What’s the most important policy uncertainty investors face? If your time horizon is the next six months, the likely answer is how the U.S. will address the approaching fiscal cliff. If your framework is the next year or so, it’s probably how the European debt mess will evolve. But if you’re thinking about this decade, it’s almost surely about China. To see why, let’s look at China’s current five-year economic plan, its twelfth.
Since the strict Maoist years, Chinese planning has evolved from requiring so many tons of wheat or steel, units of workers’ housing and watts of power to more qualitative objectives. Even the plan itself is no longer called a plan; rather, it is now referred to as a set of guidelines. But those guidelines matter because the same central authority that adopts them is also the controlling shareholder of the country’s largest companies—including its banks—and therefore has a significant say in what happens in the economy.
The qualitative objectives in the current plan, like “rise in domestic consumption, breakthrough in emerging strategic industries, and service sector value-added output to account for 47% of GDP,”1 represent a major shift from the manufacturing, fixed investment and export thrust that was behind China’s remarkable growth over the past two decades. If and to the extent that shift takes place, the results will reshape not only the Chinese economy, but they’ll have major implications for ours as well.
China faces limits to its established growth model for at least two reasons. The first is the result of the “Lewis turning point,” or middle income trap. This economic theory predicts that growth in countries that depend on cheap labor to compete in the world market will eventually stagnate as demand for workers pushes wages to the point where those countries no longer have a cost advantage. “Why Nations Fail,” a recent book that’s well worth reading, makes the additional argument that countries like China—and the Soviet Union during the mid-twentieth century—can make impressive material progress by forcibly adapting existing production methods on a massive scale. However, the authors predict that progress in such countries, which they call “extractive” regimes, will eventually fade because they cannot generate the internal innovation required for self-sustaining growth.
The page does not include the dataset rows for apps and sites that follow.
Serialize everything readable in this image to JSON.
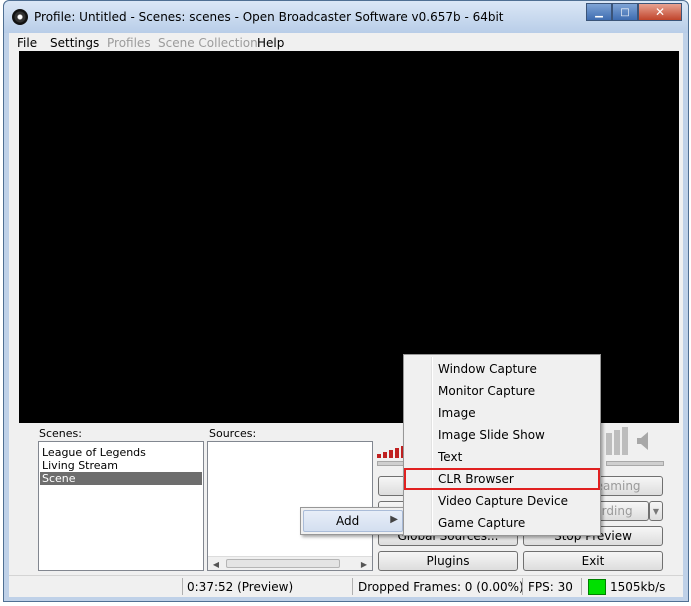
{
  "window": {
    "title": "Profile: Untitled - Scenes: scenes - Open Broadcaster Software v0.657b - 64bit",
    "icons": {
      "app": "obs-logo-icon",
      "minimize": "minimize-icon",
      "maximize": "maximize-icon",
      "close": "close-icon"
    },
    "min_glyph": "▁",
    "max_glyph": "□",
    "close_glyph": "✕"
  },
  "menubar": {
    "items": [
      {
        "label": "File",
        "enabled": true
      },
      {
        "label": "Settings",
        "enabled": true
      },
      {
        "label": "Profiles",
        "enabled": false
      },
      {
        "label": "Scene Collection",
        "enabled": false
      },
      {
        "label": "Help",
        "enabled": true
      }
    ]
  },
  "scenes": {
    "label": "Scenes:",
    "items": [
      "League of Legends",
      "Living Stream",
      "Scene"
    ],
    "selected": "Scene"
  },
  "sources": {
    "label": "Sources:",
    "items": [],
    "scroll_left": "◀",
    "scroll_right": "▶"
  },
  "buttons": {
    "start_streaming": "Start Streaming",
    "start_recording": "Start Recording",
    "global_sources": "Global Sources...",
    "stop_preview": "Stop Preview",
    "plugins": "Plugins",
    "exit": "Exit",
    "dropdown_arrow": "▼"
  },
  "audio": {
    "icons": {
      "mic_meter": "mic-meter-icon",
      "speaker": "speaker-icon"
    },
    "meter_color": "#c02020"
  },
  "status": {
    "time": "0:37:52 (Preview)",
    "dropped_frames": "Dropped Frames: 0 (0.00%)",
    "fps": "FPS: 30",
    "bitrate": "1505kb/s",
    "bitrate_color": "#00e000"
  },
  "context_menu_add": {
    "label": "Add",
    "arrow": "▶"
  },
  "context_submenu": {
    "items": [
      "Window Capture",
      "Monitor Capture",
      "Image",
      "Image Slide Show",
      "Text",
      "CLR Browser",
      "Video Capture Device",
      "Game Capture"
    ],
    "highlighted": "CLR Browser",
    "highlight_color": "#e02020"
  }
}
China’s current five-year plan is an implicit recognition of both of these traps and an attempt to break out of them. If this attempt fails, not only will a source of demand for everything from coal to fancy pocketbooks weaken, but the country’s political stability may come into question as well. If it succeeds and achieves some greater measure of autarchy, consumers should feel the impact globally. If the Chinese economy becomes more self-contained, what will happen to the price of t-shirts and flat screen TVs and the demand for 1.5% 10-year treasuries? I’m betting on some measure of Chinese success, which means that I’m worried about investments that can’t compete with inflation, even at today’s remarkably low levels.
1. Xinhua, 3/5/2011. “Key Targets of China’s 12th Five-Year Plan”